Another symptom of a bad alternator is unstable electricity. You don’t have to do anything but observe. For example, if the headlights start dimming randomly, or they shine too bright for a second and dim down, this is a clear sign that the electric current powering them isn’t stable.
You can also play some music while the car is on. Yeah, music. If the speakers play distorted sound, the alternator might be at fault. This method of diagnostics is not that reliable because car stereos are different and the source of the problem may range from loose wires to bad speakers.
Can a car run with a bad alternator?
Technically speaking, you can drive your car with a bad alternator. However, would I recommend this? Well, no. Unless you are in an emergency it is not that safe or pleasant driving a car with a bad alternator.
Remember, once the alternator fails, all electronics start drawing power from the car battery, which is designed to start the car and nothing else. Since there is no alternator recharging the battery, you can get about 50 miles of drive time, and then everything shuts down.
Driving a car with a faulty alternator is also dangerous to a degree. For example, a malfunctioning voltage regulator will start overcharging the car battery. The battery cells do not have a way of releasing that extra energy, except for, you guessed it – heat. Since car batteries are essentially boxes full of strong acid and lead, bringing the heat up is not a smart idea – the acid will boil and the cells will get destroyed.
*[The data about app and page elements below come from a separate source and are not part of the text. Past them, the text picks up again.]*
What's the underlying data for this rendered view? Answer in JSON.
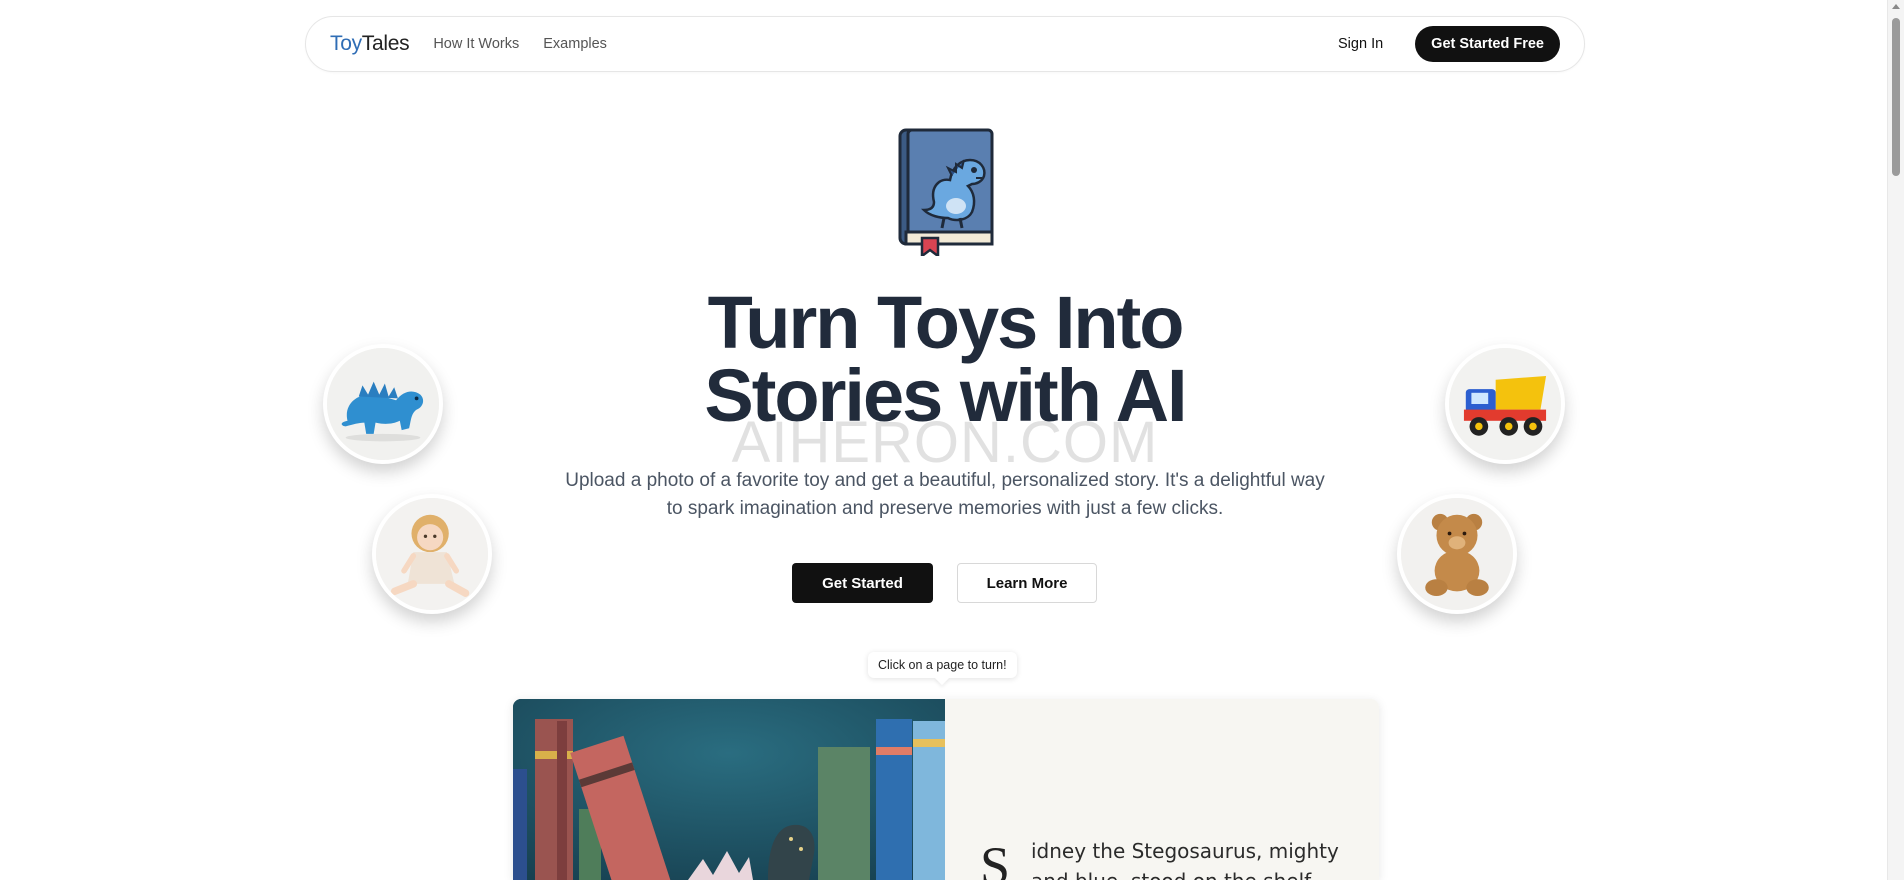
{
  "nav": {
    "logo_part1": "Toy",
    "logo_part2": "Tales",
    "links": [
      "How It Works",
      "Examples"
    ],
    "sign_in": "Sign In",
    "cta": "Get Started Free"
  },
  "hero": {
    "title_line1": "Turn Toys Into",
    "title_line2": "Stories with AI",
    "watermark": "AIHERON.COM",
    "subtitle_line1": "Upload a photo of a favorite toy and get a beautiful, personalized story. It's a delightful way",
    "subtitle_line2": "to spark imagination and preserve memories with just a few clicks.",
    "primary_button": "Get Started",
    "secondary_button": "Learn More"
  },
  "toys": [
    "blue-dinosaur-toy",
    "doll-toy",
    "dump-truck-toy",
    "teddy-bear-toy"
  ],
  "storybook": {
    "hint": "Click on a page to turn!",
    "dropcap": "S",
    "line1": "idney the Stegosaurus, mighty",
    "line2": "and blue, stood on the shelf..."
  },
  "colors": {
    "logo_accent": "#2f6db5",
    "primary": "#111111",
    "title": "#212b3b",
    "book_cover": "#4a6f9e",
    "bookmark": "#d94452"
  }
}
So, to summarize – a car can run with a bad alternator, but you should avoid this if you value safety and you don’t want to ruin your car battery.
Can Jump Starting Help with a Bad Battery/Alternator?
To get a clear answer to this question, we need to define “help” in this scenario. Will jump-starting a car helps you drive it away even though the alternator is malfunctioning – yes. Will jump-starting a car fix or help the alternator in any way – definitely not.
If the alternator is producing an insufficient amount of energy, the battery may get charged a bit, and that’s it. If you keep the donor car connected for longer and charge up your battery, you get to drive until your car battery is dead.
Fun fact – during the process of jump-starting, the donor battery charges the recipient battery. But the donor can’t get empty. The reason why the donor car’s engine must be turned on is to get the donor alternator running, producing energy for both batteries (donor and recipient).
So, in a way, when you jump start a car, the donor alternator is charging two batteries at the same time. There is no risk in jump-starting, but the whole process is extremely time-consuming and inconvenient, especially if your battery or alternator dies in the middle of nowhere.
Before You Go
Vehicle maintenance, no matter how exhausting it seems, is not that hard. I know that a lot of people would rather just drive their car to the town mechanic and leave it there until it’s fixed. But, sometimes, knowing how to diagnose, and potentially solve a simple malfunction, is way easier and definitely cheaper.
I encourage you to take the matters into your hands and learn the intricacies of your four-wheeled friend. Knowing how to resolve simple car issues is a special type of independence, so go get it!